(Description of the task):
From the listing below, pull out all lines with "GrpcClient" in them.

(Data shown):

>>>

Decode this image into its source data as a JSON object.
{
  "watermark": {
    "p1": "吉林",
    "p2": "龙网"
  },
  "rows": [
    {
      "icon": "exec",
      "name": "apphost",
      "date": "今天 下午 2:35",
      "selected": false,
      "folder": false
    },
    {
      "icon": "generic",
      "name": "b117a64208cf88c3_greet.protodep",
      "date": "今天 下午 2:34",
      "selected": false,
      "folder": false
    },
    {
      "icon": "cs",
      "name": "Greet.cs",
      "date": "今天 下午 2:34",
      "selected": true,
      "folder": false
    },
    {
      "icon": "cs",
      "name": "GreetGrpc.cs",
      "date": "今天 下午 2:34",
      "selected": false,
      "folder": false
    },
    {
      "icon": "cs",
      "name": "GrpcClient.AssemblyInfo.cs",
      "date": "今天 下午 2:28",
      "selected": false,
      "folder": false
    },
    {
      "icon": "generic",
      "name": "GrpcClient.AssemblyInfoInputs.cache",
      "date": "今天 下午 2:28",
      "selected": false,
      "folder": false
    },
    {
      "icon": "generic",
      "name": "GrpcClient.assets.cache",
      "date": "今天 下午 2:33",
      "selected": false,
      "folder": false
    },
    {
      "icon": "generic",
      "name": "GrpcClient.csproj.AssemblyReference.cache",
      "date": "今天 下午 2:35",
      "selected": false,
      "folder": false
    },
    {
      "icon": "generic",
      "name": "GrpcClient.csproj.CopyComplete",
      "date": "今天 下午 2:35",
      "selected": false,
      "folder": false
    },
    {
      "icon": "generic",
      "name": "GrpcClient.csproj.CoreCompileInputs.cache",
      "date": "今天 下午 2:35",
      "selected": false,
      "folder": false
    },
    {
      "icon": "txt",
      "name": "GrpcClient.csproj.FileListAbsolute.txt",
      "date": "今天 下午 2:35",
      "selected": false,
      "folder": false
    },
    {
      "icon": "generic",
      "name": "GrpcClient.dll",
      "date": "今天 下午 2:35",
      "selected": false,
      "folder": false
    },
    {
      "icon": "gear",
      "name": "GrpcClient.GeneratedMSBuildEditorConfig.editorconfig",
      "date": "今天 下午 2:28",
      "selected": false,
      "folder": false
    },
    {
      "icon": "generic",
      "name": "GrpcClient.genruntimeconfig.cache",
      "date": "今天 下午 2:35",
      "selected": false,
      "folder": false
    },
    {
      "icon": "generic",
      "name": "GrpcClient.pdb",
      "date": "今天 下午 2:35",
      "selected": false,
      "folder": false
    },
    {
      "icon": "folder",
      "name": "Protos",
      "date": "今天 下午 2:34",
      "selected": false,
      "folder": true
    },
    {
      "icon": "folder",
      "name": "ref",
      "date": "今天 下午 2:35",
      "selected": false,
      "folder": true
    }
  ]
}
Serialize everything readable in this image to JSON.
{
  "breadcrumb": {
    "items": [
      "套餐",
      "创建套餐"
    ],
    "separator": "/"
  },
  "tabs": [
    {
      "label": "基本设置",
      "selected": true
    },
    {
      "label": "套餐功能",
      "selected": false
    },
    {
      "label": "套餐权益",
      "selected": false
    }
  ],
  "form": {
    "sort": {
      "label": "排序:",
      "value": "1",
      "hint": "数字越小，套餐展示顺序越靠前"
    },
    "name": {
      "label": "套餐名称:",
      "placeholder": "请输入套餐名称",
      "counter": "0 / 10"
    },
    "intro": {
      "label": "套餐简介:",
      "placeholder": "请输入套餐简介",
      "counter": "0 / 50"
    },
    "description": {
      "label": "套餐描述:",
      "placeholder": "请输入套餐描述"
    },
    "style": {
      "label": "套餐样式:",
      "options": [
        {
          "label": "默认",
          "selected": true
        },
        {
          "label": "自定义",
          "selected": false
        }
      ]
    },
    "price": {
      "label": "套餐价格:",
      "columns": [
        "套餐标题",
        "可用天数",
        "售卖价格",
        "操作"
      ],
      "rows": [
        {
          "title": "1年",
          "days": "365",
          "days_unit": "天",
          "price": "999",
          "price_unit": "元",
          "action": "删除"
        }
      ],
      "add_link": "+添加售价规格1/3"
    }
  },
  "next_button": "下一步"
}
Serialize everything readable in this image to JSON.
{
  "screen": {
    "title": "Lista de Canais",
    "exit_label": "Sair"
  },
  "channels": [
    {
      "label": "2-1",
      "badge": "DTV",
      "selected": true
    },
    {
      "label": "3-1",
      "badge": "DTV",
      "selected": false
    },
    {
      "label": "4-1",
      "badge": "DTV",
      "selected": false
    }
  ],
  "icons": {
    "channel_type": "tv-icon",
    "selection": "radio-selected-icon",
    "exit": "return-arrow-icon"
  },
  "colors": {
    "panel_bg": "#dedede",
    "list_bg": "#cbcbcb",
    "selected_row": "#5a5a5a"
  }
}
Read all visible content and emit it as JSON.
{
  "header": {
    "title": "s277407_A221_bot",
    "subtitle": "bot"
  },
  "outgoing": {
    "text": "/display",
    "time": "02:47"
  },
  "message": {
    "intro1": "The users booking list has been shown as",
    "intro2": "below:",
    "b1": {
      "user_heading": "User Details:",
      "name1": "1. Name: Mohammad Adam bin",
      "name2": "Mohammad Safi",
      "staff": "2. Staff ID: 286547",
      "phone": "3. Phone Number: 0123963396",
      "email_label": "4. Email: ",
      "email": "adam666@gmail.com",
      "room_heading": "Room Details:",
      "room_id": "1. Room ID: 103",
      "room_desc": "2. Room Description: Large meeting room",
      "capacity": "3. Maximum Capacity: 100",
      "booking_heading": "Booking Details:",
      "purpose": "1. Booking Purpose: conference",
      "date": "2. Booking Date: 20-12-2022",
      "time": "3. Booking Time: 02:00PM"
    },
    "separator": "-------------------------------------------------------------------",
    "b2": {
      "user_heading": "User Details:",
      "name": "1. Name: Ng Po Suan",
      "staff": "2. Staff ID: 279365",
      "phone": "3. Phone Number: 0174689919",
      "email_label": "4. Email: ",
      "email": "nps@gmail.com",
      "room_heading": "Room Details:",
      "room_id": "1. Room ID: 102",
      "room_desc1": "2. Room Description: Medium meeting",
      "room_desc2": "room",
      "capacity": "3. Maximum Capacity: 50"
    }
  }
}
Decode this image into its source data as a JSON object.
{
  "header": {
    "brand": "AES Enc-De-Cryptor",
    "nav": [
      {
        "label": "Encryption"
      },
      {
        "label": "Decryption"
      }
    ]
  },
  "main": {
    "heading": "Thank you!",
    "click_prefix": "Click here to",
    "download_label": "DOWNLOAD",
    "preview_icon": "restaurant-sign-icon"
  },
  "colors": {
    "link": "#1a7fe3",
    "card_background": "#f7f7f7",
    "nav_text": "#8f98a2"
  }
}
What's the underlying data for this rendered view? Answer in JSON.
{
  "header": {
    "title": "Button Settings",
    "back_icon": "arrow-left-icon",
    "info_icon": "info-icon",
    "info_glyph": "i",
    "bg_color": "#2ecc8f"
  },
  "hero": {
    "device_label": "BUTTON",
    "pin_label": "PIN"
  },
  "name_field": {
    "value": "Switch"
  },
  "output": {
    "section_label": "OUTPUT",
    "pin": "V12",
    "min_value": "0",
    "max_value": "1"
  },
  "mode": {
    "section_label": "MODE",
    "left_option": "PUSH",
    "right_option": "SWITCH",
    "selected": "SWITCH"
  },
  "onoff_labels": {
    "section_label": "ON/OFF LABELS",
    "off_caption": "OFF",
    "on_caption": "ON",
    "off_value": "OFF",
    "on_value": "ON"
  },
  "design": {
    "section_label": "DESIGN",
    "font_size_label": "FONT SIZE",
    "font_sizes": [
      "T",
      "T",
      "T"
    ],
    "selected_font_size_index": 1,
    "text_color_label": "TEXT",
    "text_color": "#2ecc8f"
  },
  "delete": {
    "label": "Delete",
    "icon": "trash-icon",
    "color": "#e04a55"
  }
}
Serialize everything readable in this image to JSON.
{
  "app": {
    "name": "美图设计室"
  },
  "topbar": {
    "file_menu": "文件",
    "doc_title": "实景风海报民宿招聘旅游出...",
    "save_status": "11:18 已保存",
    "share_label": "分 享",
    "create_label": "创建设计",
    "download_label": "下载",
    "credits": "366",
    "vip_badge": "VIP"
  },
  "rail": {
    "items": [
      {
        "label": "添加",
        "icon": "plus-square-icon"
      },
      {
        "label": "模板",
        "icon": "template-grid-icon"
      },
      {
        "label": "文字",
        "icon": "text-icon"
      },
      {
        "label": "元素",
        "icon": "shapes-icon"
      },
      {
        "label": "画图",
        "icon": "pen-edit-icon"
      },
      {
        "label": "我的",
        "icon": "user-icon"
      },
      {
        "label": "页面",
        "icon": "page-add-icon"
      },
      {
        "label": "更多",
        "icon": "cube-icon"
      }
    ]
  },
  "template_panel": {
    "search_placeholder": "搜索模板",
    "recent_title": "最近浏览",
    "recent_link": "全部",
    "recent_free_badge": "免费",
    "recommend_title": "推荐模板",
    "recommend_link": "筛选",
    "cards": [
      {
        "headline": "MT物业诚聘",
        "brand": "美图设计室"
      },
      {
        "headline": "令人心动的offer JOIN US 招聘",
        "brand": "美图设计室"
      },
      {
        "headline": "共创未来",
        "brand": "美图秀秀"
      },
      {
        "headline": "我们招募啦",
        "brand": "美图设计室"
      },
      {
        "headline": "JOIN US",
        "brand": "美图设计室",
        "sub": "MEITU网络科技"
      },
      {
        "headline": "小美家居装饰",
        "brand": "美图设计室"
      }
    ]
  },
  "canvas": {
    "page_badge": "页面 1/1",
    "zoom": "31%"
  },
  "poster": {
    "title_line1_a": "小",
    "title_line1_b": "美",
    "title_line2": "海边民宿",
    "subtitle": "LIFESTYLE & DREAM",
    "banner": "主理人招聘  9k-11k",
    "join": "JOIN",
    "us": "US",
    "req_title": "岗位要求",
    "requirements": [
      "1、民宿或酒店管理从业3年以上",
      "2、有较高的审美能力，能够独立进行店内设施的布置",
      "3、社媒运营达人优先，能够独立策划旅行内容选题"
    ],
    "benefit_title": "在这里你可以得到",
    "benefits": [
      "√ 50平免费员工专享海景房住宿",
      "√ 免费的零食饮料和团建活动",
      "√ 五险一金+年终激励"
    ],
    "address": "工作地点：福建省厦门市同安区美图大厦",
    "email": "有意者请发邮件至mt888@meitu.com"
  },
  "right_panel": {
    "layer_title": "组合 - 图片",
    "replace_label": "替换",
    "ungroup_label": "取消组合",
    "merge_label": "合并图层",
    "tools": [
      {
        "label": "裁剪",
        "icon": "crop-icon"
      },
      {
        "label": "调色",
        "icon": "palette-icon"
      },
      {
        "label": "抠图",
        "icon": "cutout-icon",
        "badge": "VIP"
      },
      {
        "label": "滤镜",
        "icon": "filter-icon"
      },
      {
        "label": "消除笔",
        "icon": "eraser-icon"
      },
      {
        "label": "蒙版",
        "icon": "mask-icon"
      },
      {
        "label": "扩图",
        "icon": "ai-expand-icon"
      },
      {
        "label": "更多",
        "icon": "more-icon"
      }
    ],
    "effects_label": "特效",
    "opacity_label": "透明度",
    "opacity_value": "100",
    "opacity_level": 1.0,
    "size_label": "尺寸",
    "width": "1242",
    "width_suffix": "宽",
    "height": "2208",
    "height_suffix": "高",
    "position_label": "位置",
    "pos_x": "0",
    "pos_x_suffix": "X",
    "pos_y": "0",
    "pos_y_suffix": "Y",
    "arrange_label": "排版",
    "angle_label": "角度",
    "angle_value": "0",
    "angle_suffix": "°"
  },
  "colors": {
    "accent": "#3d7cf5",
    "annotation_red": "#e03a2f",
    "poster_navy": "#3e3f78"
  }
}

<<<

(Output below):
      "name": "GrpcClient.AssemblyInfo.cs",
      "name": "GrpcClient.AssemblyInfoInputs.cache",
      "name": "GrpcClient.assets.cache",
      "name": "GrpcClient.csproj.AssemblyReference.cache",
      "name": "GrpcClient.csproj.CopyComplete",
      "name": "GrpcClient.csproj.CoreCompileInputs.cache",
      "name": "GrpcClient.csproj.FileListAbsolute.txt",
      "name": "GrpcClient.dll",
      "name": "GrpcClient.GeneratedMSBuildEditorConfig.editorconfig",
      "name": "GrpcClient.genruntimeconfig.cache",
      "name": "GrpcClient.pdb",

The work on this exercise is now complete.